WHAT THE EXERCISE ASKS -> The word "배당률에" may appear in some lines of the data; copy every such line.

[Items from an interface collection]
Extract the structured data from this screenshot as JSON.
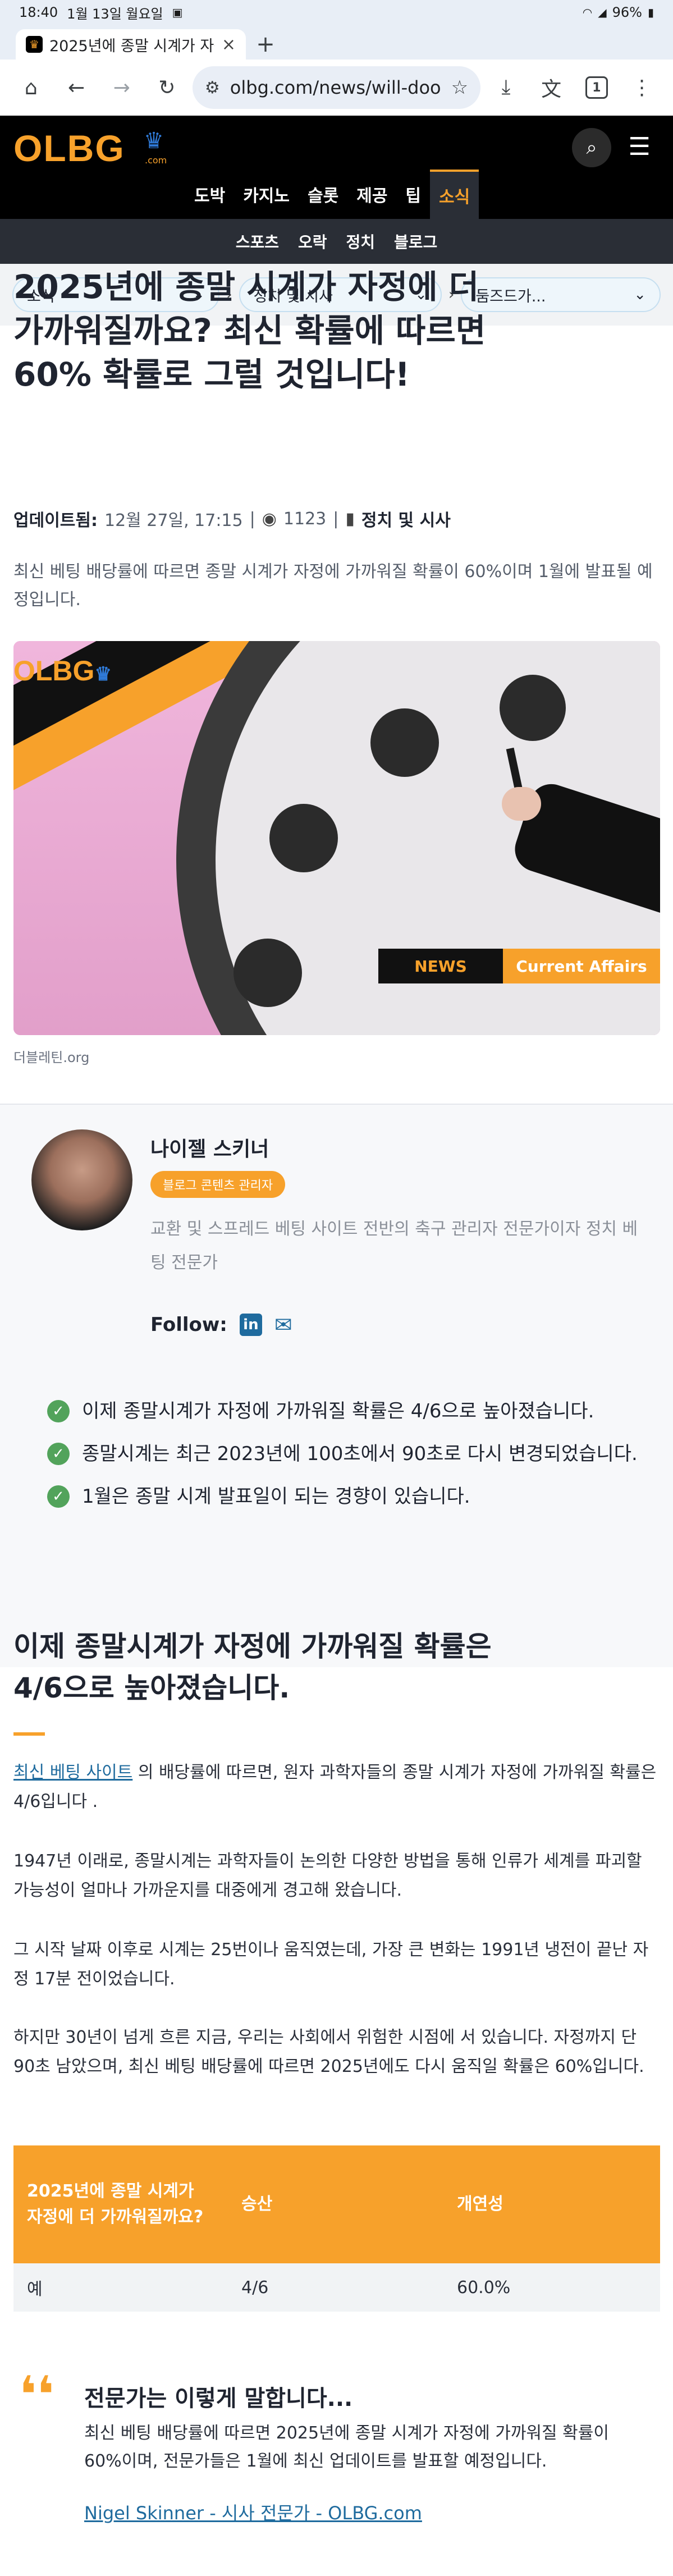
{
  "status_bar": {
    "time": "18:40",
    "date": "1월 13일 월요일",
    "battery": "96%"
  },
  "browser": {
    "tab_title": "2025년에 종말 시계가 자정에",
    "url": "olbg.com/news/will-doo",
    "tab_count": "1"
  },
  "site": {
    "logo": "OLBG",
    "logo_suffix": ".com",
    "main_nav": [
      "도박",
      "카지노",
      "슬롯",
      "제공",
      "팁",
      "소식"
    ],
    "sub_nav": [
      "스포츠",
      "오락",
      "정치",
      "블로그"
    ],
    "breadcrumbs": [
      "소식",
      "정치 및 시사",
      "둠즈드가..."
    ]
  },
  "article": {
    "headline": "2025년에 종말 시계가 자정에 더 가까워질까요? 최신 확률에 따르면 60% 확률로 그럴 것입니다!",
    "updated_label": "업데이트됨:",
    "updated_value": "12월 27일, 17:15",
    "views": "1123",
    "category": "정치 및 시사",
    "lead": "최신 베팅 배당률에 따르면 종말 시계가 자정에 가까워질 확률이 60%이며 1월에 발표될 예정입니다.",
    "hero_badge_news": "NEWS",
    "hero_badge_section": "Current Affairs",
    "hero_logo": "OLBG",
    "image_caption": "더블레틴.org"
  },
  "author": {
    "name": "나이젤 스키너",
    "badge": "블로그 콘텐츠 관리자",
    "bio": "교환 및 스프레드 베팅 사이트 전반의 축구 관리자 전문가이자 정치 베팅 전문가",
    "follow_label": "Follow:"
  },
  "takeaways": [
    "이제 종말시계가 자정에 가까워질 확률은 4/6으로 높아졌습니다.",
    "종말시계는 최근 2023년에 100초에서 90초로 다시 변경되었습니다.",
    "1월은 종말 시계 발표일이 되는 경향이 있습니다."
  ],
  "section": {
    "title": "이제 종말시계가 자정에 가까워질 확률은 4/6으로 높아졌습니다.",
    "p1_link": "최신 베팅 사이트",
    "p1_rest": " 의 배당률에 따르면, 원자 과학자들의 종말 시계가 자정에 가까워질 확률은 4/6입니다 .",
    "p2": "1947년 이래로, 종말시계는 과학자들이 논의한 다양한 방법을 통해 인류가 세계를 파괴할 가능성이 얼마나 가까운지를 대중에게 경고해 왔습니다.",
    "p3": "그 시작 날짜 이후로 시계는 25번이나 움직였는데, 가장 큰 변화는 1991년 냉전이 끝난 자정 17분 전이었습니다.",
    "p4": "하지만 30년이 넘게 흐른 지금, 우리는 사회에서 위험한 시점에 서 있습니다. 자정까지 단 90초 남았으며, 최신 베팅 배당률에 따르면 2025년에도 다시 움직일 확률은 60%입니다."
  },
  "table": {
    "headers": [
      "2025년에 종말 시계가 자정에 더 가까워질까요?",
      "승산",
      "개연성"
    ],
    "rows": [
      [
        "예",
        "4/6",
        "60.0%"
      ]
    ]
  },
  "quote": {
    "title": "전문가는 이렇게 말합니다...",
    "text": "최신 베팅 배당률에 따르면 2025년에 종말 시계가 자정에 가까워질 확률이 60%이며, 전문가들은 1월에 최신 업데이트를 발표할 예정입니다.",
    "link": "Nigel Skinner - 시사 전문가 - OLBG.com"
  },
  "colors": {
    "brand_orange": "#f7a12b",
    "header_black": "#000000",
    "subnav": "#2a2e36",
    "link_blue": "#1f6b9e",
    "check_green": "#52a35b"
  }
}
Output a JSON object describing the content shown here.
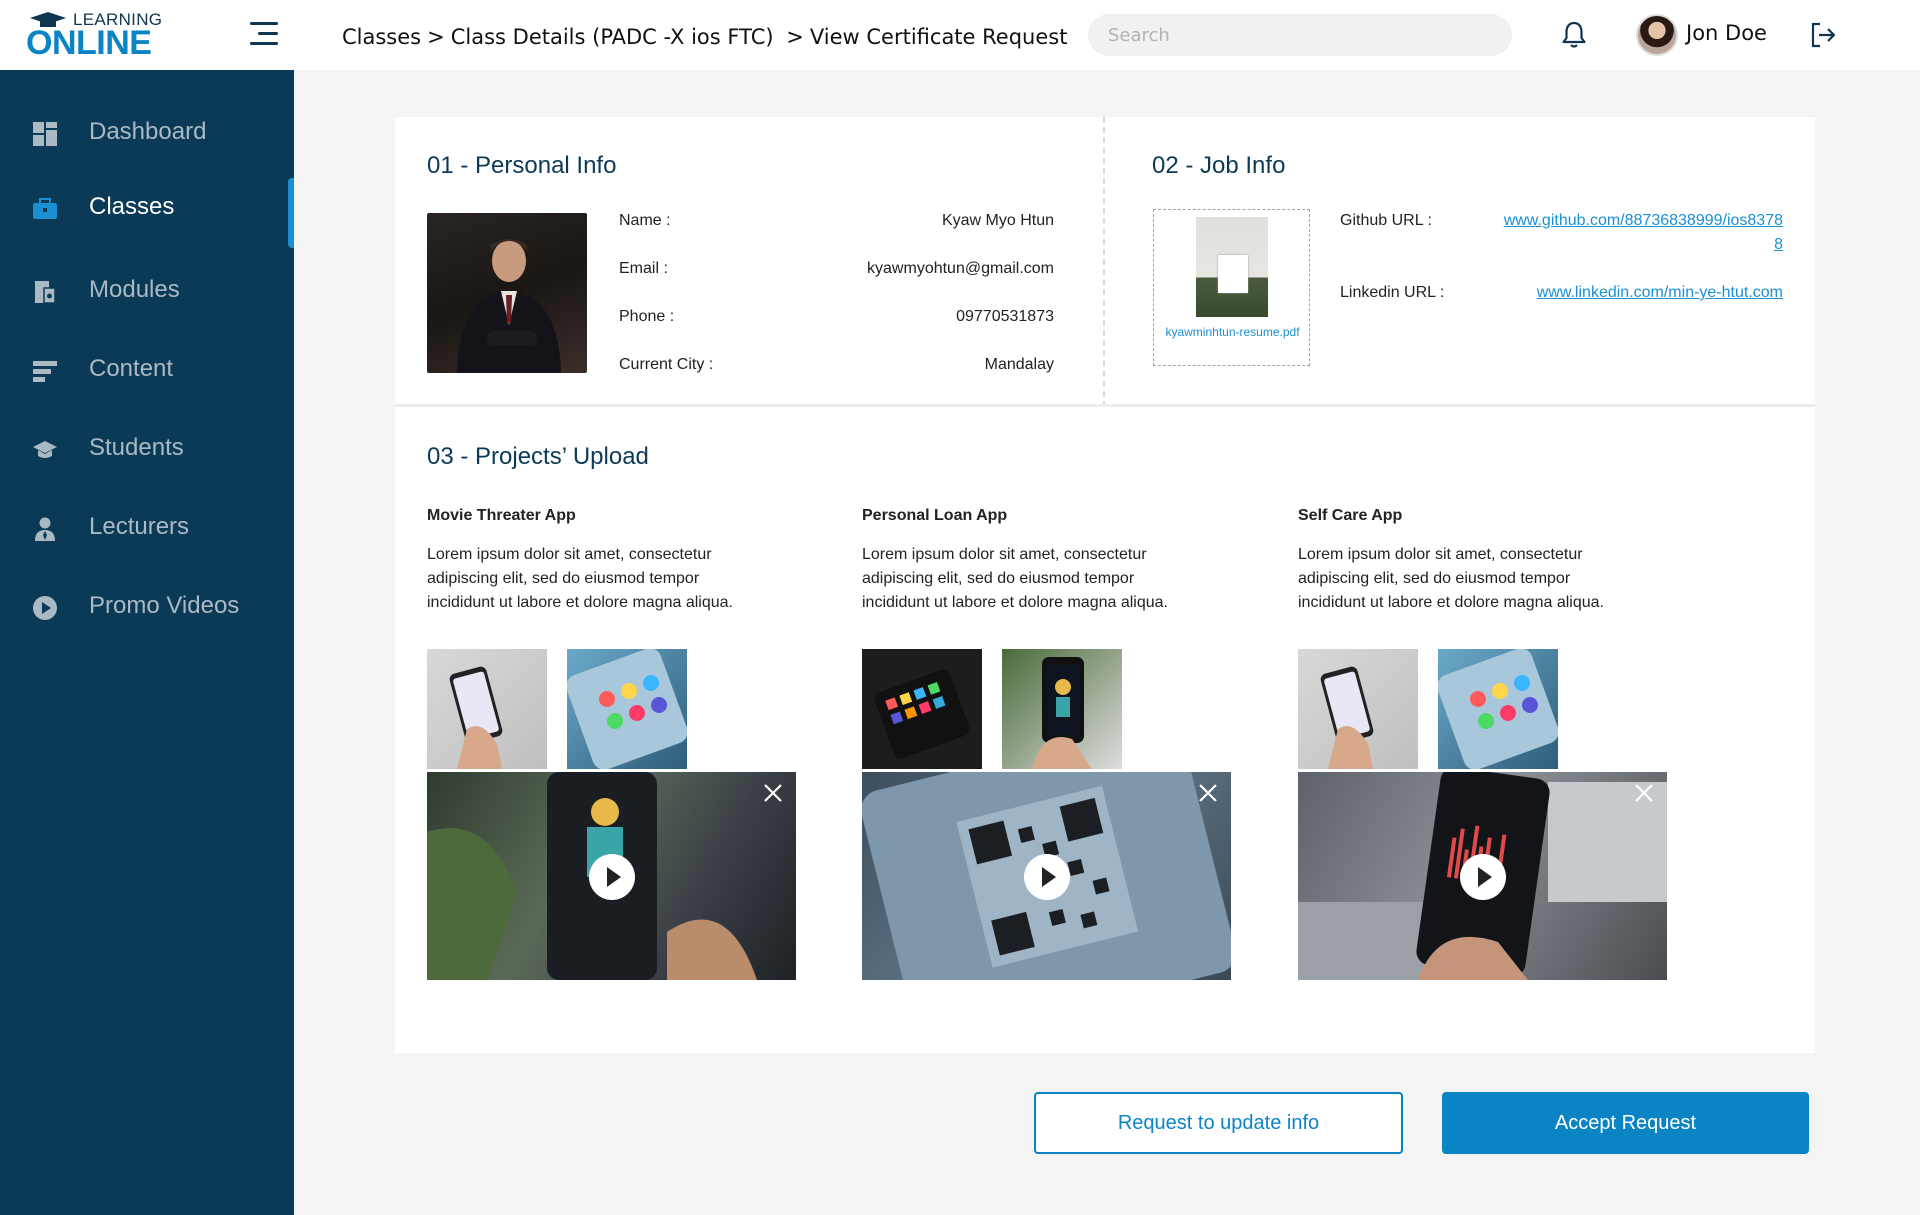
{
  "header": {
    "logo_small": "LEARNING",
    "logo_big": "ONLINE",
    "breadcrumb": [
      "Classes",
      ">",
      "Class Details (PADC -X ios FTC)",
      ">",
      "View Certificate Request"
    ],
    "search_placeholder": "Search",
    "user_name": "Jon Doe"
  },
  "sidebar": {
    "items": [
      {
        "label": "Dashboard",
        "icon": "dashboard-icon"
      },
      {
        "label": "Classes",
        "icon": "briefcase-icon",
        "active": true
      },
      {
        "label": "Modules",
        "icon": "modules-icon"
      },
      {
        "label": "Content",
        "icon": "content-icon"
      },
      {
        "label": "Students",
        "icon": "graduation-cap-icon"
      },
      {
        "label": "Lecturers",
        "icon": "lecturer-icon"
      },
      {
        "label": "Promo Videos",
        "icon": "play-circle-icon"
      }
    ]
  },
  "personal": {
    "title": "01 - Personal Info",
    "fields": [
      {
        "label": "Name :",
        "value": "Kyaw Myo Htun"
      },
      {
        "label": "Email :",
        "value": "kyawmyohtun@gmail.com"
      },
      {
        "label": "Phone :",
        "value": "09770531873"
      },
      {
        "label": "Current City :",
        "value": "Mandalay"
      }
    ]
  },
  "job": {
    "title": "02 - Job Info",
    "resume_name": "kyawminhtun-resume.pdf",
    "github_label": "Github URL :",
    "github_url": "www.github.com/88736838999/ios83788",
    "linkedin_label": "Linkedin URL :",
    "linkedin_url": "www.linkedin.com/min-ye-htut.com"
  },
  "projects": {
    "title": "03 - Projects’ Upload",
    "items": [
      {
        "name": "Movie Threater App",
        "desc": "Lorem ipsum dolor sit amet, consectetur adipiscing elit, sed do eiusmod tempor incididunt ut labore et dolore magna aliqua."
      },
      {
        "name": "Personal Loan App",
        "desc": "Lorem ipsum dolor sit amet, consectetur adipiscing elit, sed do eiusmod tempor incididunt ut labore et dolore magna aliqua."
      },
      {
        "name": "Self Care App",
        "desc": "Lorem ipsum dolor sit amet, consectetur adipiscing elit, sed do eiusmod tempor incididunt ut labore et dolore magna aliqua."
      }
    ]
  },
  "actions": {
    "request_update": "Request to update info",
    "accept": "Accept Request"
  },
  "colors": {
    "sidebar_bg": "#0b3a56",
    "accent": "#0b84c6",
    "link": "#1a8fd4"
  }
}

YOUR SOLUTION ->
    "lead": "최신 베팅 배당률에 따르면 종말 시계가 자정에 가까워질 확률이 60%이며 1월에 발표될 예정입니다.",
    "p1_rest": " 의 배당률에 따르면, 원자 과학자들의 종말 시계가 자정에 가까워질 확률은 4/6입니다 .",
    "p4": "하지만 30년이 넘게 흐른 지금, 우리는 사회에서 위험한 시점에 서 있습니다. 자정까지 단 90초 남았으며, 최신 베팅 배당률에 따르면 2025년에도 다시 움직일 확률은 60%입니다."
    "text": "최신 베팅 배당률에 따르면 2025년에 종말 시계가 자정에 가까워질 확률이 60%이며, 전문가들은 1월에 최신 업데이트를 발표할 예정입니다.",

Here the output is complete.